$\|(x+2it{\tilde {N}})u\|_{2}^{2}-81t^{2}/(p+1)\|U\|{P+1}^{P+1}$ is equal to

$4dt\lambda (p-(1+4/d))/(p+1)\|u\|_{p+1}^{p+1}.$ This law is useful for obtaining a priori spacetime estimates on the solution given sufficient decay in space (e.g. $xu(0)\,$ in $L^{2}\,$ ), especially in the $L^{2}\,$ -critical case $p=1+4/d\,$ (when the above derivative is zero). The $L^{2}\,$ norm of $xu(0)\,$ is sometimes known as the pseudoconformal charge.

The equation is invariant under Galilean transformations

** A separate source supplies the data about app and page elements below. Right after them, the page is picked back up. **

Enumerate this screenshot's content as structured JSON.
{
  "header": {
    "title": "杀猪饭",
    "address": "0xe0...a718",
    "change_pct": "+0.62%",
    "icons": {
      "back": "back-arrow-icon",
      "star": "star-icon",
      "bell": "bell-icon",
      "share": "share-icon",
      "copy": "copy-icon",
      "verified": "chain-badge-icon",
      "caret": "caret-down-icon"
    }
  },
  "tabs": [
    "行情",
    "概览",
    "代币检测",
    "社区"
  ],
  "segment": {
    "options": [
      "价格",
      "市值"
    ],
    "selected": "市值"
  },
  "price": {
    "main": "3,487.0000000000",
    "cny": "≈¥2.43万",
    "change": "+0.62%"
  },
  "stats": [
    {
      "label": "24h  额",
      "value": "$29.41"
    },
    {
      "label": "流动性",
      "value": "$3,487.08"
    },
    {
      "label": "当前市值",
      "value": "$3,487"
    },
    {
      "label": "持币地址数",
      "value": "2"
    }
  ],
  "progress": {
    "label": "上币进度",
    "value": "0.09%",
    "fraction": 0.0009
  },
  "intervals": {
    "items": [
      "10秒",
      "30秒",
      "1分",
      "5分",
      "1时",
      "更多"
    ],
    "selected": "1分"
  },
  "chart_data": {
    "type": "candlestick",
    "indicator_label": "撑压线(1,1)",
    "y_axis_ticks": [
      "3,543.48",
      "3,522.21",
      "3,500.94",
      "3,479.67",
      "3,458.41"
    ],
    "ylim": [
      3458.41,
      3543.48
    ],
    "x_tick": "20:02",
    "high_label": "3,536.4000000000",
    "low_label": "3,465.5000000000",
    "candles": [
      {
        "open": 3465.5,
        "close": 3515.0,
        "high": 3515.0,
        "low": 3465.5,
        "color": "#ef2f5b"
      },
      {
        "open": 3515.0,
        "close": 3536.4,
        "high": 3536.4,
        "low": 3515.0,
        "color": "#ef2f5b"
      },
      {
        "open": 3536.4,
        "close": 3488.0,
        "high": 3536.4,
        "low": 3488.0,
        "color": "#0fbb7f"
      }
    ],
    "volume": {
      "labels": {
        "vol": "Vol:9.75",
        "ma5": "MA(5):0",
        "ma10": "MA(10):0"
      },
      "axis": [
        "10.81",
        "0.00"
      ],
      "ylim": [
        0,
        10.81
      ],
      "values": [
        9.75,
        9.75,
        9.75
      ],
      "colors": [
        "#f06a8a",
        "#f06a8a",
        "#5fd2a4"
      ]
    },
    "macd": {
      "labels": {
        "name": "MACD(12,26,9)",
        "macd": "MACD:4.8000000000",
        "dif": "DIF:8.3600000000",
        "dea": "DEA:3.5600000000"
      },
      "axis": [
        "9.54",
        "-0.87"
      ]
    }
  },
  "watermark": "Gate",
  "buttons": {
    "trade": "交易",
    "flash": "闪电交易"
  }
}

$u(x,t)\rightarrow e^{(i(vx/2-|v|^{2}t)}u(x-vt,t).\,$ This can be used to show ill-posedness below $L^{2}\,$ in the focusing case KnPoVe-p, and also in the defocusing case CtCoTa-p2. (However if the non-linearity is replaced by a non-invariant expression such as ${\underline {u^{2}}}\,,$ then one can go below L^2).

From scaling invariance one can obtain Morawetz inequalities, which usually estimate quantities of the form

$\iint {\frac {|u|^{p+1}}{|x|}}dxdt$ in the defocussing case in terms of the $H^{1/2}\,$ norm. These are useful for limiting the number of times the solution can concentrate at the origin; this is especially handy in the radially symmetric case.